Saturday at Warriors’ practice, Green expanded on the subject, here’s the video via Anthony Slater of the San Jose Mercury News.

If you prefer to read are Green’s comments transcribed:

“I just laugh at it. It’s funny how you can tell me how I get hit and how my body is supposed to react. I didn’t know the league office was that smart when it came to body movements. I’m not sure if they took kinesiology for their positions to tell you how your body is going to react when you get hit in a certain position. Or you go up and you have guys who jump to the ceiling. A lot of these guys that make the rules can’t touch the rim, yet they tell you how you’re way up there in the air which way you’re body (is supposed to go). I don’t understand that. That’s like me going in there and saying, ‘Hey, you did something on your paperwork wrong.’ I don’t know what your paperwork looks like. But it is what it is. They made the rule. Make your rule. I don’t care. But if you’re going to say it’s an unnatural thing, an unnatural act, no offense to James Harden, but I’ve never seen nobody up until James started doing it that shoots a layup like this under your arm (sweeps arms in a demonstration). That’s really not a natural act either. That’s not a natural basketball play either. But, hey, if you’re going to make a rule, make a rule. But if you’re going to take unnatural acts out the game, then let’s lock in on all these unnatural acts and take them out the game. I don’t know. Let them keep telling people how their body react I guess. They need to go take a few more kinesiology classes though. Maybe they can take a taping class or functional movement classes. Let me know how the body works because clearly mine don’t work the right way.”

Two things.

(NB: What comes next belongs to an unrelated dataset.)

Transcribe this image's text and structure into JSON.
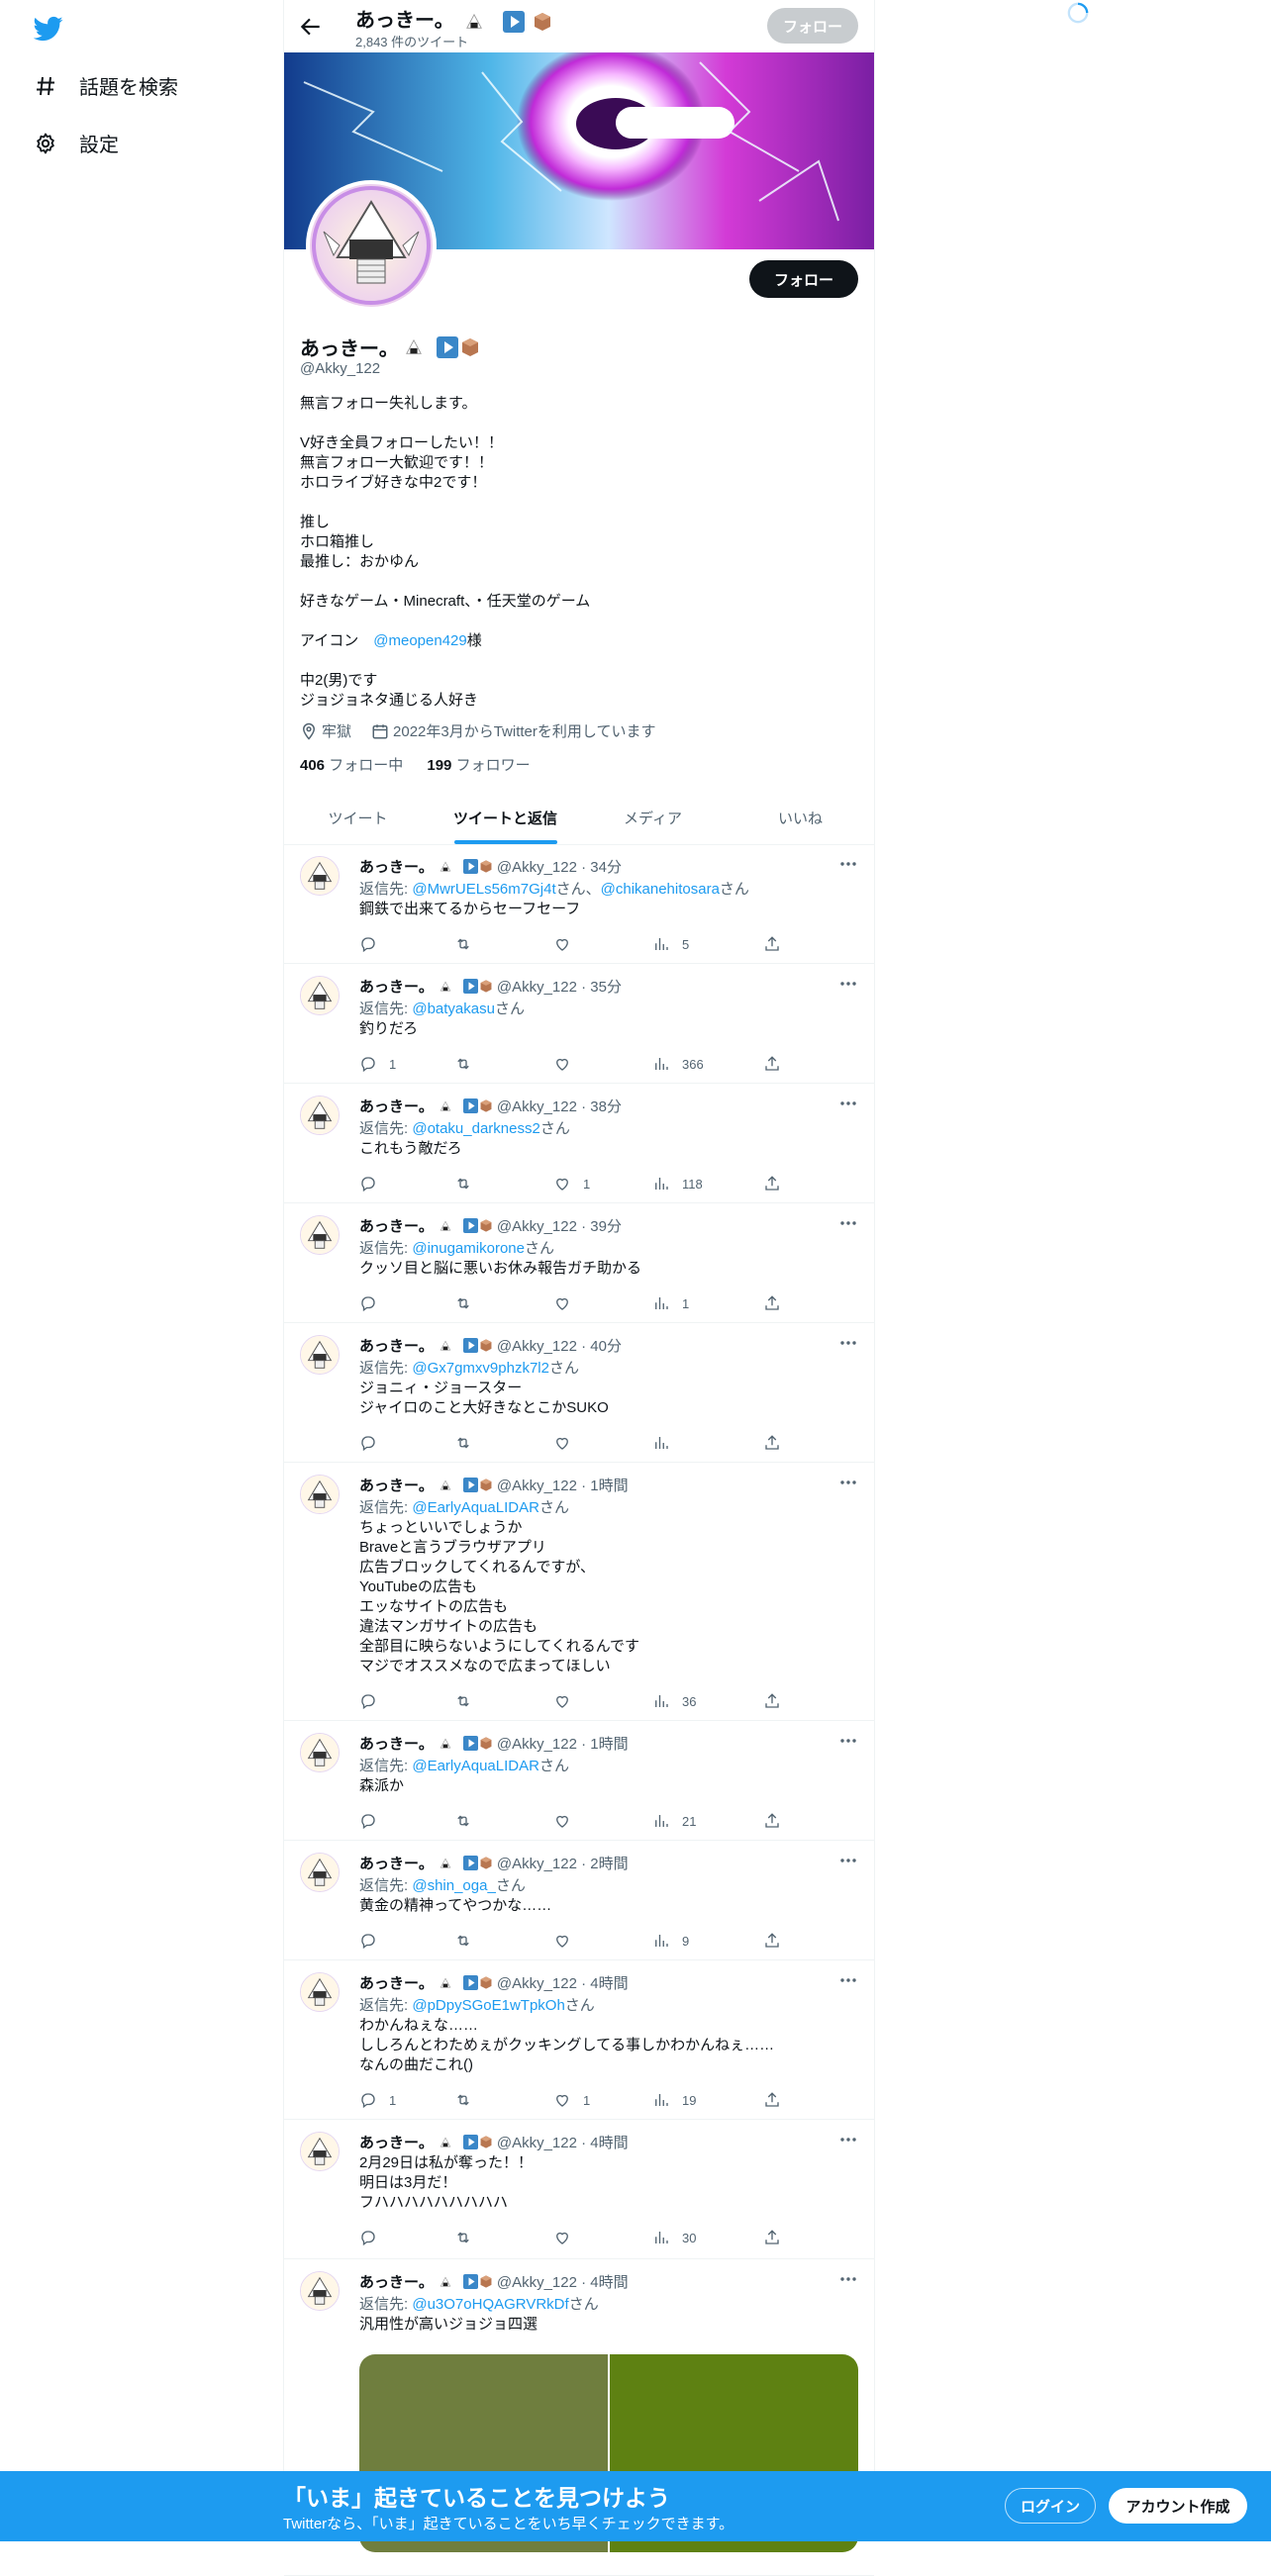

First, Green should know that the ultimate hammer on NBA fines is Kiki Vandeweghe — former NBA player, two-time All-Star, who also coached in the league. You want a guy with a players’ perspective making the call? You already have it. And Vandeweghe played in a far more physical era than this one.

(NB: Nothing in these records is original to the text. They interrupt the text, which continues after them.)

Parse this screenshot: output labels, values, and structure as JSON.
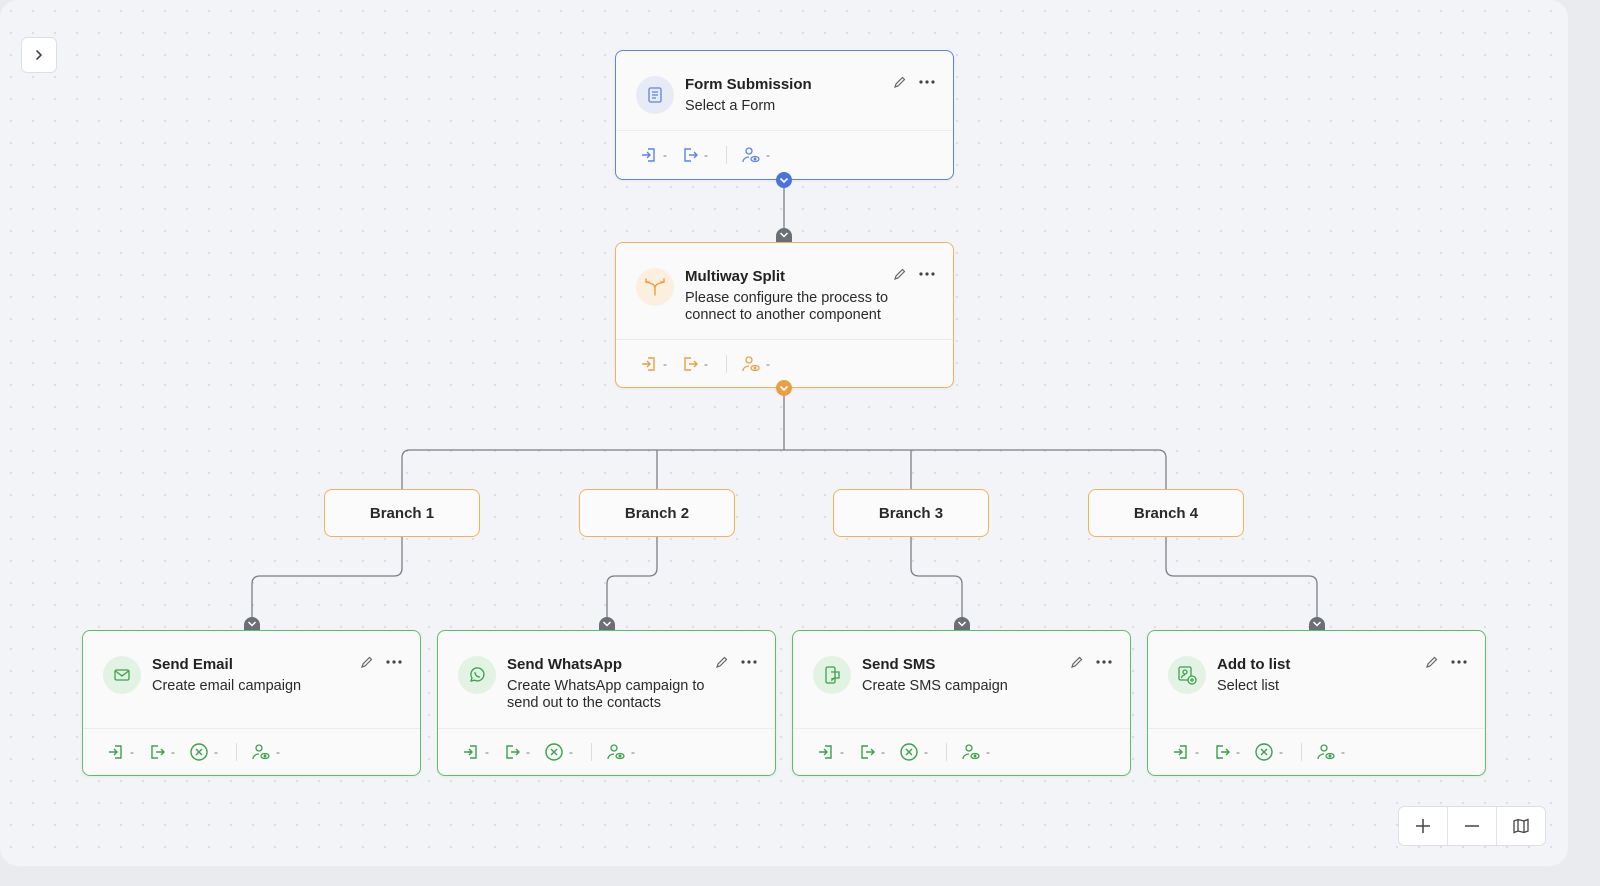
{
  "colors": {
    "blue": "#5b84e6",
    "orange": "#f1b35a",
    "green": "#5cbf6b",
    "connector": "#6b6f76",
    "wire": "#7a7e86"
  },
  "toolbar": {
    "toggle_icon": "chevron-right-icon",
    "zoom_in_icon": "plus-icon",
    "zoom_out_icon": "minus-icon",
    "map_icon": "map-icon"
  },
  "nodes": {
    "form_submission": {
      "title": "Form Submission",
      "desc": "Select a Form",
      "icon": "form-icon",
      "stats": {
        "entered": "-",
        "exited": "-",
        "viewed": "-"
      }
    },
    "multiway_split": {
      "title": "Multiway Split",
      "desc": "Please configure the process to connect to another component",
      "icon": "split-arrow-icon",
      "stats": {
        "entered": "-",
        "exited": "-",
        "viewed": "-"
      }
    },
    "send_email": {
      "title": "Send Email",
      "desc": "Create email campaign",
      "icon": "mail-icon",
      "stats": {
        "entered": "-",
        "exited": "-",
        "failed": "-",
        "viewed": "-"
      }
    },
    "send_whatsapp": {
      "title": "Send WhatsApp",
      "desc": "Create WhatsApp campaign to send out to the contacts",
      "icon": "whatsapp-icon",
      "stats": {
        "entered": "-",
        "exited": "-",
        "failed": "-",
        "viewed": "-"
      }
    },
    "send_sms": {
      "title": "Send SMS",
      "desc": "Create SMS campaign",
      "icon": "sms-icon",
      "stats": {
        "entered": "-",
        "exited": "-",
        "failed": "-",
        "viewed": "-"
      }
    },
    "add_to_list": {
      "title": "Add to list",
      "desc": "Select list",
      "icon": "add-list-icon",
      "stats": {
        "entered": "-",
        "exited": "-",
        "failed": "-",
        "viewed": "-"
      }
    }
  },
  "branches": [
    "Branch 1",
    "Branch 2",
    "Branch 3",
    "Branch 4"
  ]
}
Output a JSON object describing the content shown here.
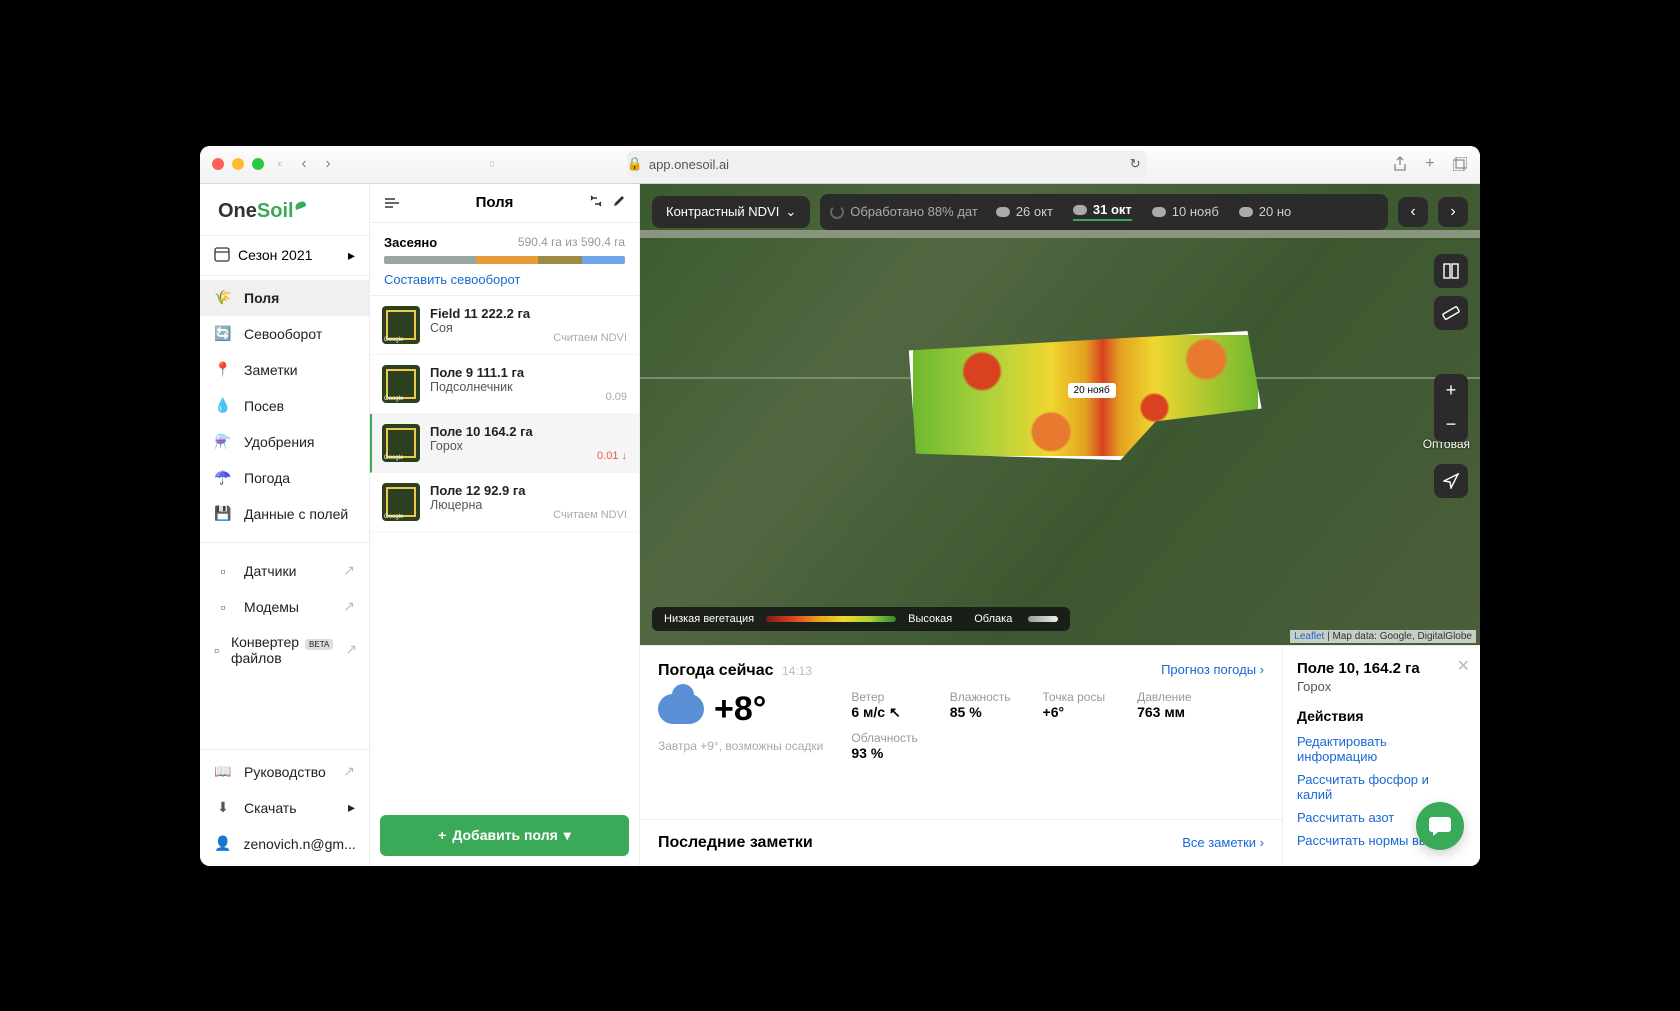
{
  "browser": {
    "url": "app.onesoil.ai"
  },
  "logo": {
    "part1": "One",
    "part2": "Soil"
  },
  "season": {
    "label": "Сезон 2021"
  },
  "nav": {
    "main": [
      {
        "label": "Поля",
        "active": true
      },
      {
        "label": "Севооборот"
      },
      {
        "label": "Заметки"
      },
      {
        "label": "Посев"
      },
      {
        "label": "Удобрения"
      },
      {
        "label": "Погода"
      },
      {
        "label": "Данные с полей"
      }
    ],
    "ext": [
      {
        "label": "Датчики"
      },
      {
        "label": "Модемы"
      },
      {
        "label": "Конвертер файлов",
        "beta": "BETA"
      }
    ],
    "bottom": [
      {
        "label": "Руководство"
      },
      {
        "label": "Скачать"
      },
      {
        "label": "zenovich.n@gm..."
      }
    ]
  },
  "fieldPanel": {
    "title": "Поля",
    "summary": {
      "label": "Засеяно",
      "value": "590.4 га из 590.4 га",
      "segments": [
        {
          "color": "#9aa6a0",
          "pct": 38
        },
        {
          "color": "#e79c37",
          "pct": 26
        },
        {
          "color": "#9b8a48",
          "pct": 18
        },
        {
          "color": "#6fa6e8",
          "pct": 18
        }
      ],
      "link": "Составить севооборот"
    },
    "fields": [
      {
        "name": "Field 11 222.2 га",
        "crop": "Соя",
        "meta": "Считаем NDVI"
      },
      {
        "name": "Поле 9 111.1 га",
        "crop": "Подсолнечник",
        "meta": "0.09"
      },
      {
        "name": "Поле 10 164.2 га",
        "crop": "Горох",
        "meta": "0.01 ↓",
        "active": true,
        "metaDown": true
      },
      {
        "name": "Поле 12 92.9 га",
        "crop": "Люцерна",
        "meta": "Считаем NDVI"
      }
    ],
    "addBtn": "Добавить поля"
  },
  "map": {
    "ndviBtn": "Контрастный NDVI",
    "processing": "Обработано 88% дат",
    "dates": [
      {
        "label": "26 окт"
      },
      {
        "label": "31 окт",
        "active": true
      },
      {
        "label": "10 нояб"
      },
      {
        "label": "20 но"
      }
    ],
    "fieldLabel": "20 нояб",
    "legend": {
      "low": "Низкая вегетация",
      "high": "Высокая",
      "clouds": "Облака"
    },
    "attribution": {
      "leaflet": "Leaflet",
      "rest": " | Map data: Google, DigitalGlobe"
    },
    "townLabel": "Оптовая"
  },
  "weather": {
    "title": "Погода сейчас",
    "time": "14:13",
    "forecastLink": "Прогноз погоды ›",
    "temp": "+8°",
    "stats": {
      "wind": {
        "label": "Ветер",
        "value": "6 м/с ↖"
      },
      "humidity": {
        "label": "Влажность",
        "value": "85 %"
      },
      "dewpoint": {
        "label": "Точка росы",
        "value": "+6°"
      },
      "pressure": {
        "label": "Давление",
        "value": "763 мм"
      },
      "clouds": {
        "label": "Облачность",
        "value": "93 %"
      }
    },
    "tomorrow": "Завтра +9°,\nвозможны осадки"
  },
  "notes": {
    "title": "Последние заметки",
    "link": "Все заметки ›"
  },
  "detail": {
    "title": "Поле 10, 164.2 га",
    "crop": "Горох",
    "actionsTitle": "Действия",
    "actions": [
      "Редактировать информацию",
      "Рассчитать фосфор и калий",
      "Рассчитать азот",
      "Рассчитать нормы высе"
    ]
  }
}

Second, the flagrant was not issued because of intent but because of the action — if you kick a guy in the face, it’s a flagrant foul. There’s no gray area here, and officials shouldn’t have to guess a player’s intent. When Green went up he was fouled by Harden, and to maintain his balance Green flailed his legs out, something he has done plenty and other players going back decades have done too. That doesn’t mean it’s not reckless. That doesn’t mean a player is still not responsible for his body. Ask soccer officials about this same issue — get your leg above the waist with other players around and it can be called a “dangerous play.” In the NBA, if your leg flies up and hits a guy in the face, it’s a flagrant foul. Whether or not you meant to do it.

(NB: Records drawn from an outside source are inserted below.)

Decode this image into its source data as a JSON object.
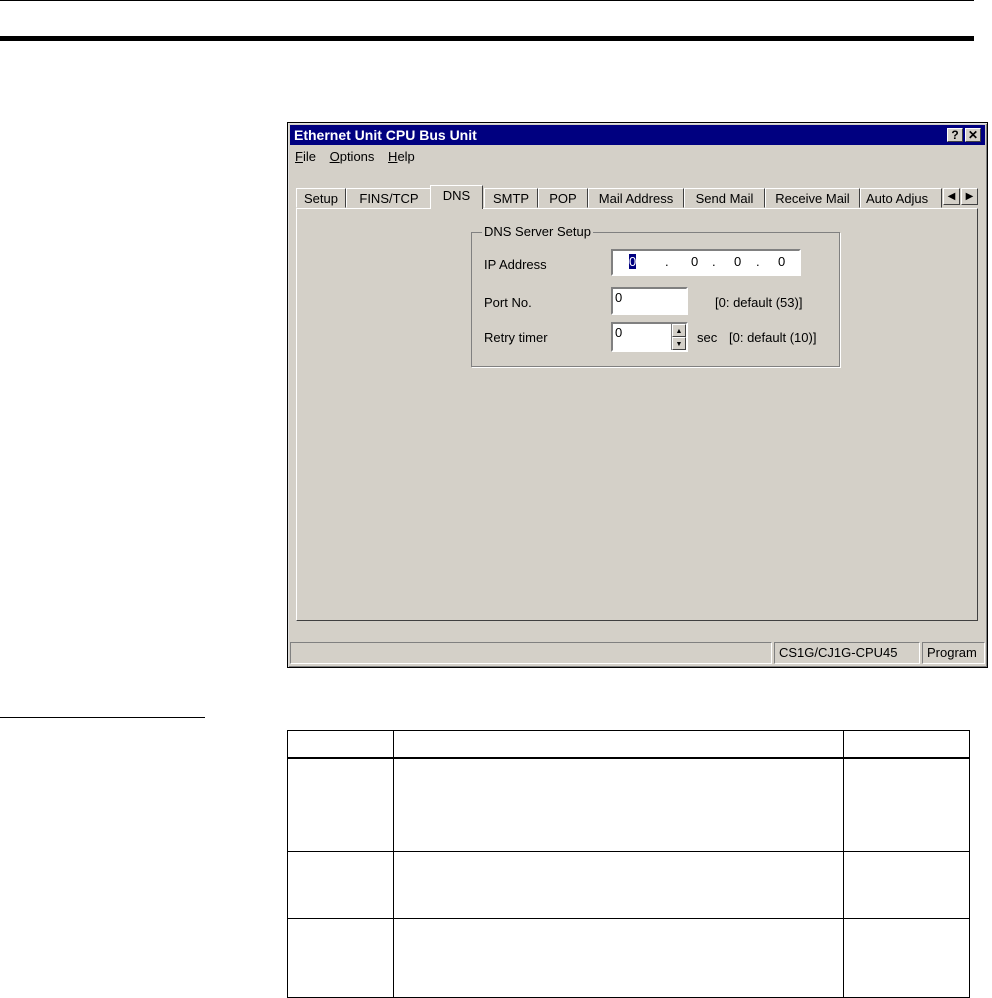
{
  "window": {
    "title": "Ethernet Unit CPU Bus Unit",
    "help_button": "?",
    "close_button": "✕",
    "menu": [
      "File",
      "Options",
      "Help"
    ],
    "tabs": [
      "Setup",
      "FINS/TCP",
      "DNS",
      "SMTP",
      "POP",
      "Mail Address",
      "Send Mail",
      "Receive Mail",
      "Auto Adjus"
    ],
    "active_tab": "DNS",
    "scroll_left": "◀",
    "scroll_right": "▶"
  },
  "dns": {
    "group_title": "DNS Server Setup",
    "ip_label": "IP Address",
    "ip_octets": [
      "0",
      "0",
      "0",
      "0"
    ],
    "ip_dot": ".",
    "port_label": "Port No.",
    "port_value": "0",
    "port_hint": "[0: default (53)]",
    "retry_label": "Retry timer",
    "retry_value": "0",
    "retry_unit": "sec",
    "retry_hint": "[0: default (10)]"
  },
  "status": {
    "model": "CS1G/CJ1G-CPU45",
    "mode": "Program"
  },
  "table": {
    "rows": 4
  }
}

Green knows the league is cracking down on this. He knows he’s a target. It’s on him to change. One would think the Finals would have taught him that lesson.